Thereupon, an application for annulment was filed before the Constitutional Court against the regulation in question, to argue that i) There is no clear, explicit, comprehensible criterion limiting the authority of the Board to block access, ii) In the event of a total blocking of access, other content owners on the relevant website may be victimized, iii) In this case, there would be a restriction of fundamental rights and freedoms, but there is no limitation that guarantees this, iv) The fact that the objection procedure against access blocking decisions is different from the objection procedure for other sanctions arising from the same act will cause problems in practice.

Based on the evaluation of the Constitutional Court, it is understood that this regulation authorizes the Board “not only to block access to the content in the context of direct commercial advertisement, but also to entirely block access to the publication, a section of the publication or the section containing such content.” This situation is thought to restrict fundamental rights such as freedom of expression and freedom to work and establish enterprises. However, the Constitutional Court held that the rules in this respect must be specific, accessible and foreseeable so as not to allow any arbitrariness. In this respect, it has been determined that the sanction in question is not an unfavorable means of achieving the ultimate objective.

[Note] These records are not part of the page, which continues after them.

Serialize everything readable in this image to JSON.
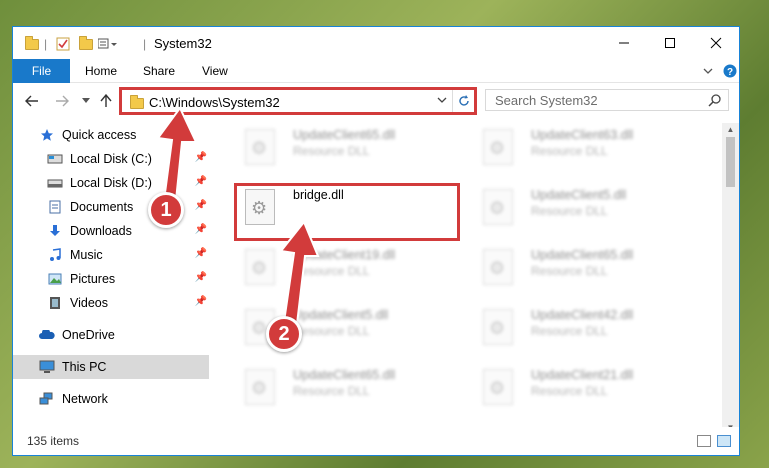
{
  "window": {
    "title": "System32"
  },
  "ribbon": {
    "file": "File",
    "home": "Home",
    "share": "Share",
    "view": "View"
  },
  "address": {
    "path": "C:\\Windows\\System32"
  },
  "search": {
    "placeholder": "Search System32"
  },
  "sidebar": {
    "items": [
      {
        "label": "Quick access"
      },
      {
        "label": "Local Disk (C:)"
      },
      {
        "label": "Local Disk (D:)"
      },
      {
        "label": "Documents"
      },
      {
        "label": "Downloads"
      },
      {
        "label": "Music"
      },
      {
        "label": "Pictures"
      },
      {
        "label": "Videos"
      },
      {
        "label": "OneDrive"
      },
      {
        "label": "This PC"
      },
      {
        "label": "Network"
      }
    ]
  },
  "files": {
    "left": [
      {
        "name": "UpdateClient65.dll",
        "type": "Resource DLL"
      },
      {
        "name": "bridge.dll",
        "type": ""
      },
      {
        "name": "UpdateClient19.dll",
        "type": "Resource DLL"
      },
      {
        "name": "UpdateClient5.dll",
        "type": "Resource DLL"
      },
      {
        "name": "UpdateClient65.dll",
        "type": "Resource DLL"
      }
    ],
    "right": [
      {
        "name": "UpdateClient63.dll",
        "type": "Resource DLL"
      },
      {
        "name": "UpdateClient5.dll",
        "type": "Resource DLL"
      },
      {
        "name": "UpdateClient65.dll",
        "type": "Resource DLL"
      },
      {
        "name": "UpdateClient42.dll",
        "type": "Resource DLL"
      },
      {
        "name": "UpdateClient21.dll",
        "type": "Resource DLL"
      }
    ]
  },
  "status": {
    "count": "135 items"
  },
  "annotations": {
    "step1": "1",
    "step2": "2"
  },
  "colors": {
    "accent": "#1979ca",
    "highlight": "#d23b3b"
  }
}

The Constitutional Court emphasized that “public authorities have the obligation to choose not only the most convenient but also the most appropriate means to achieve the legitimate aim of the restriction when it interferers with fundamental rights and freedoms“. According to the regulation in the current version of the Law, it may be possible to completely block access to the relevant section without taking any other measures. It is considered that this may lead to the complete abolition of the exercise of freedom of expression and the freedom to work and to establish private enterprises. Instead, in accordance with the principle of proportionality, alternative methods that may make it possible to achieve the objective with a lighter restriction or may cause less damage should be taken into consideration.

In the case at issue, the Constitutional Court decided to cancel the sentences in question. In addition, the cancellation decision will enter into force nine months after the publication of the decision in the Official Gazette in order to prevent the legal gaps that may arise during this period.

The Constitutional Court did not find the main purpose and the practice of the Board in this respect completely wrong but underscored the fact that they should be evaluated within the scope of the principle of proportionality. The fact that the legislator has been given such a long period of time to make a new regulation is an indication of this. At this stage, it is expected that the legislator will develop a relatively more limited and predictable method to achieve the same basic objective and protect consumers.